[Collected data]
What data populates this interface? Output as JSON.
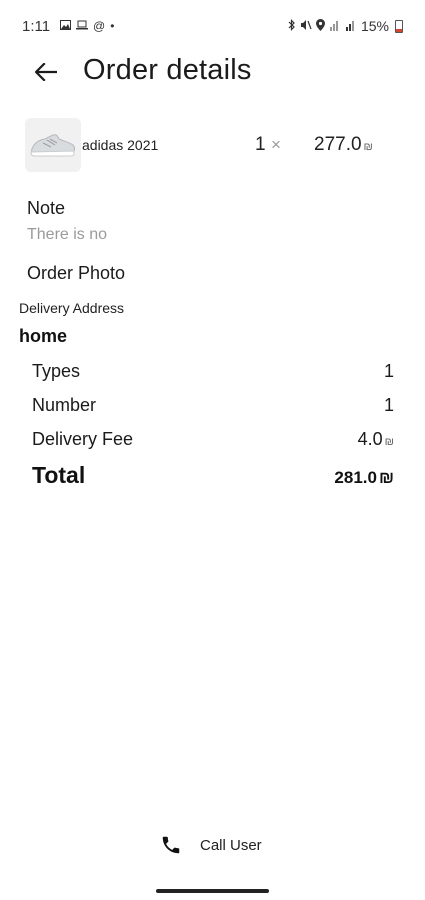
{
  "status_bar": {
    "time": "1:11",
    "battery": "15%",
    "left_icons": [
      "gallery-icon",
      "laptop-icon",
      "at-icon",
      "dot-icon"
    ],
    "right_icons": [
      "bluetooth-icon",
      "mute-icon",
      "location-icon",
      "wifi-icon",
      "signal-icon",
      "battery-icon"
    ]
  },
  "header": {
    "title": "Order details"
  },
  "item": {
    "name": "adidas 2021",
    "quantity": "1",
    "times": "×",
    "price": "277.0",
    "currency": "₪"
  },
  "note": {
    "label": "Note",
    "value": "There is no"
  },
  "order_photo": {
    "label": "Order Photo"
  },
  "delivery_address": {
    "label": "Delivery Address",
    "value": "home"
  },
  "summary": {
    "types_label": "Types",
    "types_value": "1",
    "number_label": "Number",
    "number_value": "1",
    "fee_label": "Delivery Fee",
    "fee_value": "4.0",
    "fee_currency": "₪",
    "total_label": "Total",
    "total_value": "281.0",
    "total_currency": "₪"
  },
  "call_button": {
    "label": "Call User",
    "icon": "phone-icon"
  }
}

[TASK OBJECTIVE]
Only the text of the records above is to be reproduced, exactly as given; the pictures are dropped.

[TASK RESPONSE]
What data populates this interface? Output as JSON.
{
  "status_bar": {
    "time": "1:11",
    "battery": "15%",
    "left_icons": [
      "gallery-icon",
      "laptop-icon",
      "at-icon",
      "dot-icon"
    ],
    "right_icons": [
      "bluetooth-icon",
      "mute-icon",
      "location-icon",
      "wifi-icon",
      "signal-icon",
      "battery-icon"
    ]
  },
  "header": {
    "title": "Order details"
  },
  "item": {
    "name": "adidas 2021",
    "quantity": "1",
    "times": "×",
    "price": "277.0",
    "currency": "₪"
  },
  "note": {
    "label": "Note",
    "value": "There is no"
  },
  "order_photo": {
    "label": "Order Photo"
  },
  "delivery_address": {
    "label": "Delivery Address",
    "value": "home"
  },
  "summary": {
    "types_label": "Types",
    "types_value": "1",
    "number_label": "Number",
    "number_value": "1",
    "fee_label": "Delivery Fee",
    "fee_value": "4.0",
    "fee_currency": "₪",
    "total_label": "Total",
    "total_value": "281.0",
    "total_currency": "₪"
  },
  "call_button": {
    "label": "Call User",
    "icon": "phone-icon"
  }
}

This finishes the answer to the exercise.